Exercise:
Give back all of the data exactly as it appears here.

Data excerpts:

• • • • •

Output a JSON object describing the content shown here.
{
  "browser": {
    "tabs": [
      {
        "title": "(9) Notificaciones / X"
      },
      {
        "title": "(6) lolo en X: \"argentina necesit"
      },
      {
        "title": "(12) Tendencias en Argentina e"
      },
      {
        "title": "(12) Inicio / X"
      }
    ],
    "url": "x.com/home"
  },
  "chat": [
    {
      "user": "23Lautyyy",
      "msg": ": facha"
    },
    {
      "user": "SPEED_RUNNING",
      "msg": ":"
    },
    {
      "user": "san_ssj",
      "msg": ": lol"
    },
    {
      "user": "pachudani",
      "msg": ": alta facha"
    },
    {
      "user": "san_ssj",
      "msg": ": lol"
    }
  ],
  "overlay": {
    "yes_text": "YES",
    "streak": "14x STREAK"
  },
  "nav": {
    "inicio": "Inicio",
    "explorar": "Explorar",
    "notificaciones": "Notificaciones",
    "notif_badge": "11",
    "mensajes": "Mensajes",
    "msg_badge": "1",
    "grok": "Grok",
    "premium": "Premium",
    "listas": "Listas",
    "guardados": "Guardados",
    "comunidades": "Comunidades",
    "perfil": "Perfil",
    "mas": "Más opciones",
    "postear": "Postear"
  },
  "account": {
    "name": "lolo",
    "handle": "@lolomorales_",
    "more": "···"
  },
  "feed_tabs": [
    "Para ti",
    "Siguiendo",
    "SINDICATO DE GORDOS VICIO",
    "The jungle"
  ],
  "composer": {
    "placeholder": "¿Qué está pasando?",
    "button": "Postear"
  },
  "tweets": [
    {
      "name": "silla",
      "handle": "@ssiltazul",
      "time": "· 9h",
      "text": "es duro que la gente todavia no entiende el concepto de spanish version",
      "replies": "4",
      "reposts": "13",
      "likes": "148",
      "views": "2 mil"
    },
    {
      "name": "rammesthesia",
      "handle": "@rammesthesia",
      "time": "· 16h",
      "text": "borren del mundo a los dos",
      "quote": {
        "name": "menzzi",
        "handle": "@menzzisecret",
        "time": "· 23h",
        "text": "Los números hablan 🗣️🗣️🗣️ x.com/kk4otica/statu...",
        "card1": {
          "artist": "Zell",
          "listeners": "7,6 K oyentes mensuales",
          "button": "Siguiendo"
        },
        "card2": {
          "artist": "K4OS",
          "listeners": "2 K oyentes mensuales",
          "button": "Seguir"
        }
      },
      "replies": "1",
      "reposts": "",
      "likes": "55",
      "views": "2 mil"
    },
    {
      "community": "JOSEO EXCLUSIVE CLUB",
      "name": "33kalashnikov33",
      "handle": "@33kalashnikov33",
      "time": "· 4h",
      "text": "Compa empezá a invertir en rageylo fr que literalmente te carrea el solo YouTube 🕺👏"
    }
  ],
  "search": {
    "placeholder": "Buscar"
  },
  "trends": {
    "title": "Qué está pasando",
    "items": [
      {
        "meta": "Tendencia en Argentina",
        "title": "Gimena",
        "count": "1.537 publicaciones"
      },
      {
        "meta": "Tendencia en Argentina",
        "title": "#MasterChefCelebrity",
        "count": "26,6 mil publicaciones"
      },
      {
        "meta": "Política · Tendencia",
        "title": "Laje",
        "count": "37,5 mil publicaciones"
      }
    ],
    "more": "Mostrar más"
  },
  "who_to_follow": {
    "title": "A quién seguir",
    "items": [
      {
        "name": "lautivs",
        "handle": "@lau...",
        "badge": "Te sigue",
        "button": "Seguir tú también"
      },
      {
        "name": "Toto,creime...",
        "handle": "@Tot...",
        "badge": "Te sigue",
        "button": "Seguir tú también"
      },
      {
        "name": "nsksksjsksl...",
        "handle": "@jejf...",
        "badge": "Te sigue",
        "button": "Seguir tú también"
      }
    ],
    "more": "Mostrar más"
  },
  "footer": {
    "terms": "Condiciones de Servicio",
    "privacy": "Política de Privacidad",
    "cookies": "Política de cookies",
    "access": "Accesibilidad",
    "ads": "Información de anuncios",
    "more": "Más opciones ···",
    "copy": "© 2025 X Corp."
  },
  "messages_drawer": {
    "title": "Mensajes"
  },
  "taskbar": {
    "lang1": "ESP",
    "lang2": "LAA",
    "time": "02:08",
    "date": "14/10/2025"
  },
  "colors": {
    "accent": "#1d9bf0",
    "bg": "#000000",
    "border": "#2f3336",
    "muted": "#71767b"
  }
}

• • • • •

Response to this task:
Output a JSON object describing the content shown here.
{
  "browser": {
    "tabs": [
      {
        "title": "(9) Notificaciones / X"
      },
      {
        "title": "(6) lolo en X: \"argentina necesit"
      },
      {
        "title": "(12) Tendencias en Argentina e"
      },
      {
        "title": "(12) Inicio / X"
      }
    ],
    "url": "x.com/home"
  },
  "chat": [
    {
      "user": "23Lautyyy",
      "msg": ": facha"
    },
    {
      "user": "SPEED_RUNNING",
      "msg": ":"
    },
    {
      "user": "san_ssj",
      "msg": ": lol"
    },
    {
      "user": "pachudani",
      "msg": ": alta facha"
    },
    {
      "user": "san_ssj",
      "msg": ": lol"
    }
  ],
  "overlay": {
    "yes_text": "YES",
    "streak": "14x STREAK"
  },
  "nav": {
    "inicio": "Inicio",
    "explorar": "Explorar",
    "notificaciones": "Notificaciones",
    "notif_badge": "11",
    "mensajes": "Mensajes",
    "msg_badge": "1",
    "grok": "Grok",
    "premium": "Premium",
    "listas": "Listas",
    "guardados": "Guardados",
    "comunidades": "Comunidades",
    "perfil": "Perfil",
    "mas": "Más opciones",
    "postear": "Postear"
  },
  "account": {
    "name": "lolo",
    "handle": "@lolomorales_",
    "more": "···"
  },
  "feed_tabs": [
    "Para ti",
    "Siguiendo",
    "SINDICATO DE GORDOS VICIO",
    "The jungle"
  ],
  "composer": {
    "placeholder": "¿Qué está pasando?",
    "button": "Postear"
  },
  "tweets": [
    {
      "name": "silla",
      "handle": "@ssiltazul",
      "time": "· 9h",
      "text": "es duro que la gente todavia no entiende el concepto de spanish version",
      "replies": "4",
      "reposts": "13",
      "likes": "148",
      "views": "2 mil"
    },
    {
      "name": "rammesthesia",
      "handle": "@rammesthesia",
      "time": "· 16h",
      "text": "borren del mundo a los dos",
      "quote": {
        "name": "menzzi",
        "handle": "@menzzisecret",
        "time": "· 23h",
        "text": "Los números hablan 🗣️🗣️🗣️ x.com/kk4otica/statu...",
        "card1": {
          "artist": "Zell",
          "listeners": "7,6 K oyentes mensuales",
          "button": "Siguiendo"
        },
        "card2": {
          "artist": "K4OS",
          "listeners": "2 K oyentes mensuales",
          "button": "Seguir"
        }
      },
      "replies": "1",
      "reposts": "",
      "likes": "55",
      "views": "2 mil"
    },
    {
      "community": "JOSEO EXCLUSIVE CLUB",
      "name": "33kalashnikov33",
      "handle": "@33kalashnikov33",
      "time": "· 4h",
      "text": "Compa empezá a invertir en rageylo fr que literalmente te carrea el solo YouTube 🕺👏"
    }
  ],
  "search": {
    "placeholder": "Buscar"
  },
  "trends": {
    "title": "Qué está pasando",
    "items": [
      {
        "meta": "Tendencia en Argentina",
        "title": "Gimena",
        "count": "1.537 publicaciones"
      },
      {
        "meta": "Tendencia en Argentina",
        "title": "#MasterChefCelebrity",
        "count": "26,6 mil publicaciones"
      },
      {
        "meta": "Política · Tendencia",
        "title": "Laje",
        "count": "37,5 mil publicaciones"
      }
    ],
    "more": "Mostrar más"
  },
  "who_to_follow": {
    "title": "A quién seguir",
    "items": [
      {
        "name": "lautivs",
        "handle": "@lau...",
        "badge": "Te sigue",
        "button": "Seguir tú también"
      },
      {
        "name": "Toto,creime...",
        "handle": "@Tot...",
        "badge": "Te sigue",
        "button": "Seguir tú también"
      },
      {
        "name": "nsksksjsksl...",
        "handle": "@jejf...",
        "badge": "Te sigue",
        "button": "Seguir tú también"
      }
    ],
    "more": "Mostrar más"
  },
  "footer": {
    "terms": "Condiciones de Servicio",
    "privacy": "Política de Privacidad",
    "cookies": "Política de cookies",
    "access": "Accesibilidad",
    "ads": "Información de anuncios",
    "more": "Más opciones ···",
    "copy": "© 2025 X Corp."
  },
  "messages_drawer": {
    "title": "Mensajes"
  },
  "taskbar": {
    "lang1": "ESP",
    "lang2": "LAA",
    "time": "02:08",
    "date": "14/10/2025"
  },
  "colors": {
    "accent": "#1d9bf0",
    "bg": "#000000",
    "border": "#2f3336",
    "muted": "#71767b"
  }
}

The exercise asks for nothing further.